Karen Handel, the winner of the seat representing a district ranging over the northern suburbs of Atlanta, looks and talks like a kindly grandmother. She was the loser of several statewide races before she was elected secretary of state, a title considerably less grand than it sounds. Jon Ossoff, the man she defeated, is only 30 (and sometimes looks 16), a pleasant fellow with no political record who was picked by the Democrats a little before his time. He inherited a national following because he isn’t Donald Trump. On Tuesday, that was not enough.
Republicans lately have been treated kindly by two prominent Democratic ladies without actually meaning to. One of President Trump’s electoral strengths was that he is not Hillary Clinton, and Tuesday in Georgia the voters said they don’t want a congressman who has been hanging out with Nancy Pelosi.
A decade of Republican campaigning against Mrs. Pelosi has made her the gift to Republicans that keeps on giving.
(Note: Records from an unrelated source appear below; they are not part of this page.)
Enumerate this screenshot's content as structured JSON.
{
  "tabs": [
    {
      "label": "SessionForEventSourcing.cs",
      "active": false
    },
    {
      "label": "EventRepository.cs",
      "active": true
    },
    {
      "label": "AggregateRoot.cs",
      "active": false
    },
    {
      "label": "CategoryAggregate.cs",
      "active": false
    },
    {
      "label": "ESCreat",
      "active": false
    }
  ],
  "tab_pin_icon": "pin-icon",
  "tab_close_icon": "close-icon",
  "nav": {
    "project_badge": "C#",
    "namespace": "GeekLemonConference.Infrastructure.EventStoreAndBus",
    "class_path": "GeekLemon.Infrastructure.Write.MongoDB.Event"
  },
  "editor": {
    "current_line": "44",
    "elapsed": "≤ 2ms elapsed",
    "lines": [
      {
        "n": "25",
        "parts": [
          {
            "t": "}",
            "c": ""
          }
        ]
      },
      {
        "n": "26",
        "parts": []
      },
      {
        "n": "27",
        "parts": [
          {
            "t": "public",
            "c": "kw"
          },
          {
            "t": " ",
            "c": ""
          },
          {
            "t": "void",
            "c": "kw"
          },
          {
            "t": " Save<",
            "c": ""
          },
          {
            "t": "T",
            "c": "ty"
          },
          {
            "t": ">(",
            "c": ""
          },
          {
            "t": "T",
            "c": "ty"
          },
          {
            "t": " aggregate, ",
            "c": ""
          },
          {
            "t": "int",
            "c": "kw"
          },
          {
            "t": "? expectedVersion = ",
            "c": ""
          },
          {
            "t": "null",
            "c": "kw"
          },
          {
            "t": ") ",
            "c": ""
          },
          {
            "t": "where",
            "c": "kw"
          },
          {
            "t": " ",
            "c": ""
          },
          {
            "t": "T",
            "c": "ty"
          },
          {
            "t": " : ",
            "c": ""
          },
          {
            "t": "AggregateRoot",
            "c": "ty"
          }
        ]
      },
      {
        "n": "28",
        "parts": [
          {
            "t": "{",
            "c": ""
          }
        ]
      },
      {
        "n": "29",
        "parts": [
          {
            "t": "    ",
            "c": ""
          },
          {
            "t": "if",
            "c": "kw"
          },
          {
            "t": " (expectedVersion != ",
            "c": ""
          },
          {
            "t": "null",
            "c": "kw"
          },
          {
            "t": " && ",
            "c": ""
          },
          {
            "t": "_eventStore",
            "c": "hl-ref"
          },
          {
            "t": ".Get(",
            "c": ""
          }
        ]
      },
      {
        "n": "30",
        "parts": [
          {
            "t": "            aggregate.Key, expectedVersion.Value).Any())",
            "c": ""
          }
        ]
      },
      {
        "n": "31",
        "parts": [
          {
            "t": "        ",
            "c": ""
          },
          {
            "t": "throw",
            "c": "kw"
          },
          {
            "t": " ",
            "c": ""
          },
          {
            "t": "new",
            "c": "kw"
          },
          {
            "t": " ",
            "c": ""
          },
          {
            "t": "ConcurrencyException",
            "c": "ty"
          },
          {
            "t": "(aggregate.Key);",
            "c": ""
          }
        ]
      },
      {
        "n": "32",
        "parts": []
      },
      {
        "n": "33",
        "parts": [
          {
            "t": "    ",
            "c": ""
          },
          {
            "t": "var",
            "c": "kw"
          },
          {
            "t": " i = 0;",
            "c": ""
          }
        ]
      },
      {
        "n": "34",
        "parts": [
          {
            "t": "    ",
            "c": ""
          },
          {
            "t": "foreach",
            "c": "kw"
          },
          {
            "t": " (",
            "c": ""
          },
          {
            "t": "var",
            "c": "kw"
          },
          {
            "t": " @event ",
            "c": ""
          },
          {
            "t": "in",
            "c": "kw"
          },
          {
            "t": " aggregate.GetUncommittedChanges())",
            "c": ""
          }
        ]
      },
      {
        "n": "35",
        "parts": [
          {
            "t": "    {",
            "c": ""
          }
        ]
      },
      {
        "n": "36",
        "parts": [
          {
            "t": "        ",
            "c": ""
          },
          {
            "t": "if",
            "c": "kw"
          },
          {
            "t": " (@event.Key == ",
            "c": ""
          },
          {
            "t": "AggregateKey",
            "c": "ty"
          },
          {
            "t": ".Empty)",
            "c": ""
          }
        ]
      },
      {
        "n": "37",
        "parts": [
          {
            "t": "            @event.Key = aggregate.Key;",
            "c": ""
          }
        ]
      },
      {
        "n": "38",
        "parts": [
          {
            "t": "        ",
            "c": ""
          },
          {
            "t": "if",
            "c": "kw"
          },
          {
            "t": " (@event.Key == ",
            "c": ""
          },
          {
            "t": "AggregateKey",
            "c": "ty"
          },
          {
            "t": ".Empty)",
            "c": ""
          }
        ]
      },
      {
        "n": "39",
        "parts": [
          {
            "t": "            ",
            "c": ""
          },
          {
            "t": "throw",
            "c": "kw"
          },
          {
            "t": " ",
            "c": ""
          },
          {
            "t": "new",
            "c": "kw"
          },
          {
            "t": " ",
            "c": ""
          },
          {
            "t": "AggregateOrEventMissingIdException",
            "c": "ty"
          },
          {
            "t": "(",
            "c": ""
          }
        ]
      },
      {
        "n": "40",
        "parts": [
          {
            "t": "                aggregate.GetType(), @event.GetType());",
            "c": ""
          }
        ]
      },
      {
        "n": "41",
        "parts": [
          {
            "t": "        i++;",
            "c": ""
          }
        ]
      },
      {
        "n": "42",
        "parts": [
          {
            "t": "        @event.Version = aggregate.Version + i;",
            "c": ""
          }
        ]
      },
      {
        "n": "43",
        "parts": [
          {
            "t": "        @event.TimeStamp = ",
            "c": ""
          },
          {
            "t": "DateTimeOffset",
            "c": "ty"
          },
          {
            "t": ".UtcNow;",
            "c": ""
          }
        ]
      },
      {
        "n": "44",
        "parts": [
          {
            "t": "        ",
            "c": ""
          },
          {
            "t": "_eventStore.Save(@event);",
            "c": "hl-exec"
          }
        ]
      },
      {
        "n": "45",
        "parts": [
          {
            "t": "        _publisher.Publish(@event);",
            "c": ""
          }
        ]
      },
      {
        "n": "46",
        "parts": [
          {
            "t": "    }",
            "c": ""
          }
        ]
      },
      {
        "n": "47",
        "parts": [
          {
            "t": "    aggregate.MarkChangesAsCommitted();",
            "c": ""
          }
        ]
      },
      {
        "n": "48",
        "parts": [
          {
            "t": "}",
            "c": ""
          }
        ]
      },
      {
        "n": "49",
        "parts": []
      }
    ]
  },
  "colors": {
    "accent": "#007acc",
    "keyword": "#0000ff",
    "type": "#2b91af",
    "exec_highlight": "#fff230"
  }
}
She’s the ultimate expression of “San Francisco values,” and nobody’s buying those anywhere but in San Francisco. “It’s pretty difficult to undo the demonization of anyone,” says Rep. Bill Pascrell of New Jersey of Tuesday’s result.
The demonization of Donald Trump, however, has not worked in any of the four special elections held so far to replace Republicans who moved on to other jobs. The Grand Old Party has now won special elections in Kansas, Montana, Georgia and Tuesday in South Carolina, where the Democrat did come close enough to rattle the Republicans. Close, but no cigar.
The national Democratic machinery had hoped a victory in Georgia would give the party momentum for next year’s midterm congressional elections, where it needs to win a net of 24 seats to regain control of the House, and 3 to wrest control of the Senate. The Tuesday results demonstrated forcefully that money alone won’t do it. The Ossoff campaign said it had knocked on half-a-million doors, hired a hundred staffers, recruited 12,000 volunteers and spent more than $11 million on television advertisements, some of them on national television and some of them on local radio and television.
What The New York Times called “a demoralizing special-election defeat,” deepened a wide divide within the Democratic Party between those who are wary of trying to sell an undisguised left-wing agenda, and those who know better. Rep. Tim Ryan of Ohio says the Democratic “brand” has become “toxic” because voters see Democrats as “not being able to connect with the issues they care about. Our brand is worse than Trump’s.”
Some Democrats console themselves with “moral victories,” having come close in a couple of the special elections. But others understand that only the real thing counts, but when your brand stinks, life is not easy.